Leaders of the MLA — in several sessions and discussions here — indicated that they are afraid that too many dissertations are indeed governed by out-of-date conventions, leading to the production of “proto-books” that may do little to promote scholarship and may not even be advancing the careers of graduate students. During the process, the graduate students accumulate debt and frustrations. Russell A. Berman, a professor of comparative literature and German studies at Stanford University, used his presidential address at the MLA to call for departments to find ways to cut “time to degree” for doctorates in half.

And at a standing-room-only session, leaders of a task force studying possible changes in dissertation requirements discussed some of the ideas under consideration. There was a strong sense that the traditional model of producing a several-hundred-page literary analysis dominates English and other language doctoral programs — even though many people feel that the genre is overused and frequently ineffective. People also talked about the value of digital projects, of a series of essays, or public scholarship. Others talked about ways to change the student-committee dynamic in ways that might expedite dissertation completion.

“We are at a defining moment in higher education,” said Kathleen Woodward, director of the Simpson Center for the Humanities at the University of Washington. “We absolutely have to think outside the box that the dissertation is a book or a book-in-progress.”

I will continue to hop through the hoops of the PhD (its too late for me), but will come out armed with multiple output, assets, and skill sets beyond the minimum outdated methods and content required of a 19th century business model. (#bmgen)

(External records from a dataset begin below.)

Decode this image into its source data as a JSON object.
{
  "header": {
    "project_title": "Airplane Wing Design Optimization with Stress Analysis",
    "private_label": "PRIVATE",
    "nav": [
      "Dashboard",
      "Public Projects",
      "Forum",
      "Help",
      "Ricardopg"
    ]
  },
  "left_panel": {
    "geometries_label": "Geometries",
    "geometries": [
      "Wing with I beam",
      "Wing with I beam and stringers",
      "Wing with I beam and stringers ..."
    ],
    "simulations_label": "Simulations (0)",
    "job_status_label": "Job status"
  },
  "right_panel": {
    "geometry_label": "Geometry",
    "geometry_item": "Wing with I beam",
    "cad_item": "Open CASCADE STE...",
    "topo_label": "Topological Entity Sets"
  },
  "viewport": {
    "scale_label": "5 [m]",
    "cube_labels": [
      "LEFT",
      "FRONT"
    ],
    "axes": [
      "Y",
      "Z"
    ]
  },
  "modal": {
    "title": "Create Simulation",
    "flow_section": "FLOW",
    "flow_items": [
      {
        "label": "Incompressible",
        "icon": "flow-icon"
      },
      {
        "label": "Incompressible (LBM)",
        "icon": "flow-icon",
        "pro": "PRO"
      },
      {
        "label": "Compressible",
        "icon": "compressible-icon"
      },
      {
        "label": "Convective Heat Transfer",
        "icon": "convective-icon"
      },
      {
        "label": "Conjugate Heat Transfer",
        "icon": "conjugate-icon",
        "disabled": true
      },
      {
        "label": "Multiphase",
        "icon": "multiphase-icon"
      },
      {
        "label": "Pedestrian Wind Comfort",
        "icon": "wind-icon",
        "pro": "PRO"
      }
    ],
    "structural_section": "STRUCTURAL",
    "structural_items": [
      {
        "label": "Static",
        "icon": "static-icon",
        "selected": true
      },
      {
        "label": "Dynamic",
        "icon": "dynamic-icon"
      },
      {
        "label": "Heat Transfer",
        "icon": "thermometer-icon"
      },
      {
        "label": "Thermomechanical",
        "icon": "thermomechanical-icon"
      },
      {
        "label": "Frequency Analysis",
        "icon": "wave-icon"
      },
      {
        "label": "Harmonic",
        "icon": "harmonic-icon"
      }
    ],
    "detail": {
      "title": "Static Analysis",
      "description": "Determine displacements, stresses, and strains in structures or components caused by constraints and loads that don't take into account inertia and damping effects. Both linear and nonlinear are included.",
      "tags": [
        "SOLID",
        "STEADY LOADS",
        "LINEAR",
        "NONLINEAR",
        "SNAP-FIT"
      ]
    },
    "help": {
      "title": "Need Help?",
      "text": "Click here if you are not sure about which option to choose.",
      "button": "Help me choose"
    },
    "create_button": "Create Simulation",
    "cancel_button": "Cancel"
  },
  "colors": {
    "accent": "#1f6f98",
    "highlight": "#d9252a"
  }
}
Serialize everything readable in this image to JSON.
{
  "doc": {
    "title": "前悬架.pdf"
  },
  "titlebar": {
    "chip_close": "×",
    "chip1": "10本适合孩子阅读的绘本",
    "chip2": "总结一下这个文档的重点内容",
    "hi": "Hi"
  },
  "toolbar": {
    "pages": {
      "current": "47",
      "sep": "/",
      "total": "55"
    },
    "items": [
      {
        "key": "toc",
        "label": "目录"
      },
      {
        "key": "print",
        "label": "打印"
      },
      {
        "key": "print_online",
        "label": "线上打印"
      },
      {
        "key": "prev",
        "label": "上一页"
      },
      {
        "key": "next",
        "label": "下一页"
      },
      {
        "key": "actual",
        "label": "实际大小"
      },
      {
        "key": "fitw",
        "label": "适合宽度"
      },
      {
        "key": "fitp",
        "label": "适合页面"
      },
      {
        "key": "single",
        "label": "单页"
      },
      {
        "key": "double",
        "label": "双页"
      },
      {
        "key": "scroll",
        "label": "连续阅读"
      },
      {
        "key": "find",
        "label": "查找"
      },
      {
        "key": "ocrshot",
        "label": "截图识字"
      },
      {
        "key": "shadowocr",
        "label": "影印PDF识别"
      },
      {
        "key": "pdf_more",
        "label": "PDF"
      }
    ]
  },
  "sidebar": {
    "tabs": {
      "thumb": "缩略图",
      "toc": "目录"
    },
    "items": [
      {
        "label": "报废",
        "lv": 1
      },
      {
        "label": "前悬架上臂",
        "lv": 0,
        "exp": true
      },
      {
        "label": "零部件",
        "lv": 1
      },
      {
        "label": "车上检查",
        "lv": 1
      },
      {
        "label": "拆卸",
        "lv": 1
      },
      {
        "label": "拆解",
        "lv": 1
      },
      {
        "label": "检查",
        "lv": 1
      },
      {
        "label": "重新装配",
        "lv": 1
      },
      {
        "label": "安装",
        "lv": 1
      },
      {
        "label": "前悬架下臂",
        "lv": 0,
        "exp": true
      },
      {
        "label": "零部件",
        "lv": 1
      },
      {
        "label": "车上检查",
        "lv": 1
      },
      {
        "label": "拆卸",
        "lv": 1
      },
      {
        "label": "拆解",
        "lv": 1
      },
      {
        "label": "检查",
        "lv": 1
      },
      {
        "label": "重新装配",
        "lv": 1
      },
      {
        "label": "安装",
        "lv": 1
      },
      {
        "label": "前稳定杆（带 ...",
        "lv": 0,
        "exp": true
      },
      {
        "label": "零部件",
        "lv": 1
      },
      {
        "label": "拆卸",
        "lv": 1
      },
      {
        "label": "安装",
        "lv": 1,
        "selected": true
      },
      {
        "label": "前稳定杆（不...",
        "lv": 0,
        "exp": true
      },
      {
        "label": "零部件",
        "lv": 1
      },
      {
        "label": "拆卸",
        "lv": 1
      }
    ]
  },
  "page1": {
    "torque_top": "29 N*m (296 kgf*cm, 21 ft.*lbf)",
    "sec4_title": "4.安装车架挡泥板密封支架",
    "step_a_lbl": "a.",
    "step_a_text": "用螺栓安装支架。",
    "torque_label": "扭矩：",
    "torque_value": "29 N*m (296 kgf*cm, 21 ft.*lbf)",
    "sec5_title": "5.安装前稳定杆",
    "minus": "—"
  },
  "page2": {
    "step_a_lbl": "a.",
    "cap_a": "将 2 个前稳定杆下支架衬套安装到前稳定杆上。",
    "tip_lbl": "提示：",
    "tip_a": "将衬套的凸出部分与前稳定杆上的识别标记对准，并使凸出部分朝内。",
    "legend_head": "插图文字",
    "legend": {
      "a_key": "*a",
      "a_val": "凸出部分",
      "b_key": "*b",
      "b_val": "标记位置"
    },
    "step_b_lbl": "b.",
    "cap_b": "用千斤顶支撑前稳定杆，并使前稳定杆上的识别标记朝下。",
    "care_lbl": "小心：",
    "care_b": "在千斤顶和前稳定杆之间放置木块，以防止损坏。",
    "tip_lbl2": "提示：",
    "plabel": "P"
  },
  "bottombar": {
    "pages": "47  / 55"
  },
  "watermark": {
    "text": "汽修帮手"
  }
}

via MLA considers radical changes in the dissertation | Inside Higher Ed.